- [Brief] Please print the full listing exactly.

- [Given information]
******

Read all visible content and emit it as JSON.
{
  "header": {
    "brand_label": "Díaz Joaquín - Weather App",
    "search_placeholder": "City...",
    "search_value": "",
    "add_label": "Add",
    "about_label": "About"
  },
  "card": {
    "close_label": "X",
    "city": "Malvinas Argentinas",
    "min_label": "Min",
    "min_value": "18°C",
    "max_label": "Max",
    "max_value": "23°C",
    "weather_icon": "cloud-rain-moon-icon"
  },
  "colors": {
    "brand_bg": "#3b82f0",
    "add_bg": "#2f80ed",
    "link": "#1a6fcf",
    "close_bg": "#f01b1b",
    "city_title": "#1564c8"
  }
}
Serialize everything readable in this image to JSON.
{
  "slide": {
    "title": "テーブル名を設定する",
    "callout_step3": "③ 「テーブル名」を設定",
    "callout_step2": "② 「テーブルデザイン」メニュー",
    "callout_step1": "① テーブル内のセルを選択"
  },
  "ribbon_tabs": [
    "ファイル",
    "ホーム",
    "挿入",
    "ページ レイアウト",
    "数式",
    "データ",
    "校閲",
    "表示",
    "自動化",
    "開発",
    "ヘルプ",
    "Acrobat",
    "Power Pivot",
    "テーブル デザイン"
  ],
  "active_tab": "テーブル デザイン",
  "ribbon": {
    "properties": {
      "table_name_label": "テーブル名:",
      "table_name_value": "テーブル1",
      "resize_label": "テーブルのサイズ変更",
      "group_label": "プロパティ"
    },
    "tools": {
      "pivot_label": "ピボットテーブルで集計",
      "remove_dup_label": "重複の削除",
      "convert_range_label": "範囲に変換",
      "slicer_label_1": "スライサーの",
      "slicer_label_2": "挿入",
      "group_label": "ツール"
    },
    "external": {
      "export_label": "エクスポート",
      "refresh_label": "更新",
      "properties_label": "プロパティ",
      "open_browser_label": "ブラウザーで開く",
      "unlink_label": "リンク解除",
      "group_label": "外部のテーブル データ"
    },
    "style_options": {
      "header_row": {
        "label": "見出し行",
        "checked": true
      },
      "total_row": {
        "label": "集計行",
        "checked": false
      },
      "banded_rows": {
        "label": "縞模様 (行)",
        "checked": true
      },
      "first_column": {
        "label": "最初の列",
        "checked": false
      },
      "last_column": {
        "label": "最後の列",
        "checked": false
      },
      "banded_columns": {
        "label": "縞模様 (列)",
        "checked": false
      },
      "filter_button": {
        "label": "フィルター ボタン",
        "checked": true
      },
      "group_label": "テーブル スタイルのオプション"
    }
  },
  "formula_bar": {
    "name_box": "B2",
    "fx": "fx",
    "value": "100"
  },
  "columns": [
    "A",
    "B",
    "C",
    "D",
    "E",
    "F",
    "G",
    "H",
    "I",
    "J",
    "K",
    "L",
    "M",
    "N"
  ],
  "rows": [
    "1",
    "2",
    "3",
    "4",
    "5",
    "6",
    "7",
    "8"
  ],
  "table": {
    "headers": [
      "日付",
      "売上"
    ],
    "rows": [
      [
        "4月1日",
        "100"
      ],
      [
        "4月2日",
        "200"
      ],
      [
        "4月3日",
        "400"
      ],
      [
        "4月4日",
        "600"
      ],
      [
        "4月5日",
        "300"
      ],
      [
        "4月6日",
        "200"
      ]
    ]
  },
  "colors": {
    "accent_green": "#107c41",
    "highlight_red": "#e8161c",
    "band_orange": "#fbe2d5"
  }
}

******

- [Written reply]
Read all visible content and emit it as JSON.
{
  "header": {
    "brand_label": "Díaz Joaquín - Weather App",
    "search_placeholder": "City...",
    "search_value": "",
    "add_label": "Add",
    "about_label": "About"
  },
  "card": {
    "close_label": "X",
    "city": "Malvinas Argentinas",
    "min_label": "Min",
    "min_value": "18°C",
    "max_label": "Max",
    "max_value": "23°C",
    "weather_icon": "cloud-rain-moon-icon"
  },
  "colors": {
    "brand_bg": "#3b82f0",
    "add_bg": "#2f80ed",
    "link": "#1a6fcf",
    "close_bg": "#f01b1b",
    "city_title": "#1564c8"
  }
}
Serialize everything readable in this image to JSON.
{
  "slide": {
    "title": "テーブル名を設定する",
    "callout_step3": "③ 「テーブル名」を設定",
    "callout_step2": "② 「テーブルデザイン」メニュー",
    "callout_step1": "① テーブル内のセルを選択"
  },
  "ribbon_tabs": [
    "ファイル",
    "ホーム",
    "挿入",
    "ページ レイアウト",
    "数式",
    "データ",
    "校閲",
    "表示",
    "自動化",
    "開発",
    "ヘルプ",
    "Acrobat",
    "Power Pivot",
    "テーブル デザイン"
  ],
  "active_tab": "テーブル デザイン",
  "ribbon": {
    "properties": {
      "table_name_label": "テーブル名:",
      "table_name_value": "テーブル1",
      "resize_label": "テーブルのサイズ変更",
      "group_label": "プロパティ"
    },
    "tools": {
      "pivot_label": "ピボットテーブルで集計",
      "remove_dup_label": "重複の削除",
      "convert_range_label": "範囲に変換",
      "slicer_label_1": "スライサーの",
      "slicer_label_2": "挿入",
      "group_label": "ツール"
    },
    "external": {
      "export_label": "エクスポート",
      "refresh_label": "更新",
      "properties_label": "プロパティ",
      "open_browser_label": "ブラウザーで開く",
      "unlink_label": "リンク解除",
      "group_label": "外部のテーブル データ"
    },
    "style_options": {
      "header_row": {
        "label": "見出し行",
        "checked": true
      },
      "total_row": {
        "label": "集計行",
        "checked": false
      },
      "banded_rows": {
        "label": "縞模様 (行)",
        "checked": true
      },
      "first_column": {
        "label": "最初の列",
        "checked": false
      },
      "last_column": {
        "label": "最後の列",
        "checked": false
      },
      "banded_columns": {
        "label": "縞模様 (列)",
        "checked": false
      },
      "filter_button": {
        "label": "フィルター ボタン",
        "checked": true
      },
      "group_label": "テーブル スタイルのオプション"
    }
  },
  "formula_bar": {
    "name_box": "B2",
    "fx": "fx",
    "value": "100"
  },
  "columns": [
    "A",
    "B",
    "C",
    "D",
    "E",
    "F",
    "G",
    "H",
    "I",
    "J",
    "K",
    "L",
    "M",
    "N"
  ],
  "rows": [
    "1",
    "2",
    "3",
    "4",
    "5",
    "6",
    "7",
    "8"
  ],
  "table": {
    "headers": [
      "日付",
      "売上"
    ],
    "rows": [
      [
        "4月1日",
        "100"
      ],
      [
        "4月2日",
        "200"
      ],
      [
        "4月3日",
        "400"
      ],
      [
        "4月4日",
        "600"
      ],
      [
        "4月5日",
        "300"
      ],
      [
        "4月6日",
        "200"
      ]
    ]
  },
  "colors": {
    "accent_green": "#107c41",
    "highlight_red": "#e8161c",
    "band_orange": "#fbe2d5"
  }
}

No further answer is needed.